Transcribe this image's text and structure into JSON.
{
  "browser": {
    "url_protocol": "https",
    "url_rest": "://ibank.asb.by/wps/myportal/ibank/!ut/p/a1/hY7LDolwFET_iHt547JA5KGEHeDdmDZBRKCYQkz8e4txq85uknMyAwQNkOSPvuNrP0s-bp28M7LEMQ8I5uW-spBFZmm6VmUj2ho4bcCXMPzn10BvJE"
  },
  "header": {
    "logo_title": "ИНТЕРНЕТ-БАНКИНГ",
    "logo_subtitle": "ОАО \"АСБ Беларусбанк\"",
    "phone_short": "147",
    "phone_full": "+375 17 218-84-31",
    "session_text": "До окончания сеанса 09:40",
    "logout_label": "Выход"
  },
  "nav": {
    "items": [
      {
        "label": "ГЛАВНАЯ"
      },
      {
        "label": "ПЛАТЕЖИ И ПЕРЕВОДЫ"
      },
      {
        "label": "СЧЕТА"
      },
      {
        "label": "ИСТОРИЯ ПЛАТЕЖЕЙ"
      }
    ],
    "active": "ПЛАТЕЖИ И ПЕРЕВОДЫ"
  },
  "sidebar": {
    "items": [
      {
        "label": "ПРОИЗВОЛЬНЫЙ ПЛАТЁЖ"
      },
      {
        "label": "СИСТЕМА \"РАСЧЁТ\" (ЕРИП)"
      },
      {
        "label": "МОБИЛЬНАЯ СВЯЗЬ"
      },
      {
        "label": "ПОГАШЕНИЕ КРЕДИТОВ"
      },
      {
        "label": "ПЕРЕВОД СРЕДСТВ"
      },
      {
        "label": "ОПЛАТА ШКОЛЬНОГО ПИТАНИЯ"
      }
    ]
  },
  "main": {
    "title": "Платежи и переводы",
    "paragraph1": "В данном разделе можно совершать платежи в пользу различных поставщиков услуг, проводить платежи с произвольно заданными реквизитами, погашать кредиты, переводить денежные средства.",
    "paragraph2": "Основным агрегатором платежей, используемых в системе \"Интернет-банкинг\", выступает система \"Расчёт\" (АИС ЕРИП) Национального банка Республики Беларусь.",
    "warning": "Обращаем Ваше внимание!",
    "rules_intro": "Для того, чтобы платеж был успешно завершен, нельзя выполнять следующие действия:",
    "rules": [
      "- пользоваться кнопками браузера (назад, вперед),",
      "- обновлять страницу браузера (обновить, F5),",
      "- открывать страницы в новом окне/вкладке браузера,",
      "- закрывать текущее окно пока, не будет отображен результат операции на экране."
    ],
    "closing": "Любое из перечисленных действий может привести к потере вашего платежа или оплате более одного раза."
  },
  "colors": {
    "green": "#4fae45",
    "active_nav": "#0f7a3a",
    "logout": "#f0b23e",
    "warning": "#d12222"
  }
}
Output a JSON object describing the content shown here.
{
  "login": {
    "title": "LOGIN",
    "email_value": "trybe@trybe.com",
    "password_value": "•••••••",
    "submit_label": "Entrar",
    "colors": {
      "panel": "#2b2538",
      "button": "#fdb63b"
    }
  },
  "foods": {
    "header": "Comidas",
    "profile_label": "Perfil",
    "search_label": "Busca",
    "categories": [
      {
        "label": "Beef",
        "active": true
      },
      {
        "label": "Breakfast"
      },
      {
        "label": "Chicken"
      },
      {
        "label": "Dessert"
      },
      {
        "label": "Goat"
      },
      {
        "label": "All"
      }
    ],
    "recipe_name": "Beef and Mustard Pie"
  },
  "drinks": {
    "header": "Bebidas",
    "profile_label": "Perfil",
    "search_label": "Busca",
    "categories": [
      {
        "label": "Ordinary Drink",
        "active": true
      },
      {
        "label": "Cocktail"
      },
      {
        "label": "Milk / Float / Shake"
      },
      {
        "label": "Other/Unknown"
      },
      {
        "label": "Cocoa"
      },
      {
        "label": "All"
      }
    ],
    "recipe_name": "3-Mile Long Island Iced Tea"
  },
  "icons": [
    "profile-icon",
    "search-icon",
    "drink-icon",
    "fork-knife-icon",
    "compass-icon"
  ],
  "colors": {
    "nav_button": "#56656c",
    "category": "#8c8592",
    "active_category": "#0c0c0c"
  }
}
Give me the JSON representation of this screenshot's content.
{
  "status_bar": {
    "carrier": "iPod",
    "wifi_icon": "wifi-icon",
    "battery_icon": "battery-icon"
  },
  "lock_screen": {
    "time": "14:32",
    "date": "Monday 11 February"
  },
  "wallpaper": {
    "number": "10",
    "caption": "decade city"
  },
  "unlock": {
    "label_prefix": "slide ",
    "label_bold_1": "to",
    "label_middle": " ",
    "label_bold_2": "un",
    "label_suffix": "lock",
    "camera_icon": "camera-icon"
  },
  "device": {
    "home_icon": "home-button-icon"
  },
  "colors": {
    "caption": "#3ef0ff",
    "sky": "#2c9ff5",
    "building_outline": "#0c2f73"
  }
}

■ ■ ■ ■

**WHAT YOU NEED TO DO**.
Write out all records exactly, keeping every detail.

**REPLY TO THE EXERCISE**.
Transcribe this image's text and structure into JSON.
{
  "browser": {
    "url_protocol": "https",
    "url_rest": "://ibank.asb.by/wps/myportal/ibank/!ut/p/a1/hY7LDolwFET_iHt547JA5KGEHeDdmDZBRKCYQkz8e4txq85uknMyAwQNkOSPvuNrP0s-bp28M7LEMQ8I5uW-spBFZmm6VmUj2ho4bcCXMPzn10BvJE"
  },
  "header": {
    "logo_title": "ИНТЕРНЕТ-БАНКИНГ",
    "logo_subtitle": "ОАО \"АСБ Беларусбанк\"",
    "phone_short": "147",
    "phone_full": "+375 17 218-84-31",
    "session_text": "До окончания сеанса 09:40",
    "logout_label": "Выход"
  },
  "nav": {
    "items": [
      {
        "label": "ГЛАВНАЯ"
      },
      {
        "label": "ПЛАТЕЖИ И ПЕРЕВОДЫ"
      },
      {
        "label": "СЧЕТА"
      },
      {
        "label": "ИСТОРИЯ ПЛАТЕЖЕЙ"
      }
    ],
    "active": "ПЛАТЕЖИ И ПЕРЕВОДЫ"
  },
  "sidebar": {
    "items": [
      {
        "label": "ПРОИЗВОЛЬНЫЙ ПЛАТЁЖ"
      },
      {
        "label": "СИСТЕМА \"РАСЧЁТ\" (ЕРИП)"
      },
      {
        "label": "МОБИЛЬНАЯ СВЯЗЬ"
      },
      {
        "label": "ПОГАШЕНИЕ КРЕДИТОВ"
      },
      {
        "label": "ПЕРЕВОД СРЕДСТВ"
      },
      {
        "label": "ОПЛАТА ШКОЛЬНОГО ПИТАНИЯ"
      }
    ]
  },
  "main": {
    "title": "Платежи и переводы",
    "paragraph1": "В данном разделе можно совершать платежи в пользу различных поставщиков услуг, проводить платежи с произвольно заданными реквизитами, погашать кредиты, переводить денежные средства.",
    "paragraph2": "Основным агрегатором платежей, используемых в системе \"Интернет-банкинг\", выступает система \"Расчёт\" (АИС ЕРИП) Национального банка Республики Беларусь.",
    "warning": "Обращаем Ваше внимание!",
    "rules_intro": "Для того, чтобы платеж был успешно завершен, нельзя выполнять следующие действия:",
    "rules": [
      "- пользоваться кнопками браузера (назад, вперед),",
      "- обновлять страницу браузера (обновить, F5),",
      "- открывать страницы в новом окне/вкладке браузера,",
      "- закрывать текущее окно пока, не будет отображен результат операции на экране."
    ],
    "closing": "Любое из перечисленных действий может привести к потере вашего платежа или оплате более одного раза."
  },
  "colors": {
    "green": "#4fae45",
    "active_nav": "#0f7a3a",
    "logout": "#f0b23e",
    "warning": "#d12222"
  }
}
Output a JSON object describing the content shown here.
{
  "login": {
    "title": "LOGIN",
    "email_value": "trybe@trybe.com",
    "password_value": "•••••••",
    "submit_label": "Entrar",
    "colors": {
      "panel": "#2b2538",
      "button": "#fdb63b"
    }
  },
  "foods": {
    "header": "Comidas",
    "profile_label": "Perfil",
    "search_label": "Busca",
    "categories": [
      {
        "label": "Beef",
        "active": true
      },
      {
        "label": "Breakfast"
      },
      {
        "label": "Chicken"
      },
      {
        "label": "Dessert"
      },
      {
        "label": "Goat"
      },
      {
        "label": "All"
      }
    ],
    "recipe_name": "Beef and Mustard Pie"
  },
  "drinks": {
    "header": "Bebidas",
    "profile_label": "Perfil",
    "search_label": "Busca",
    "categories": [
      {
        "label": "Ordinary Drink",
        "active": true
      },
      {
        "label": "Cocktail"
      },
      {
        "label": "Milk / Float / Shake"
      },
      {
        "label": "Other/Unknown"
      },
      {
        "label": "Cocoa"
      },
      {
        "label": "All"
      }
    ],
    "recipe_name": "3-Mile Long Island Iced Tea"
  },
  "icons": [
    "profile-icon",
    "search-icon",
    "drink-icon",
    "fork-knife-icon",
    "compass-icon"
  ],
  "colors": {
    "nav_button": "#56656c",
    "category": "#8c8592",
    "active_category": "#0c0c0c"
  }
}
Give me the JSON representation of this screenshot's content.
{
  "status_bar": {
    "carrier": "iPod",
    "wifi_icon": "wifi-icon",
    "battery_icon": "battery-icon"
  },
  "lock_screen": {
    "time": "14:32",
    "date": "Monday 11 February"
  },
  "wallpaper": {
    "number": "10",
    "caption": "decade city"
  },
  "unlock": {
    "label_prefix": "slide ",
    "label_bold_1": "to",
    "label_middle": " ",
    "label_bold_2": "un",
    "label_suffix": "lock",
    "camera_icon": "camera-icon"
  },
  "device": {
    "home_icon": "home-button-icon"
  },
  "colors": {
    "caption": "#3ef0ff",
    "sky": "#2c9ff5",
    "building_outline": "#0c2f73"
  }
}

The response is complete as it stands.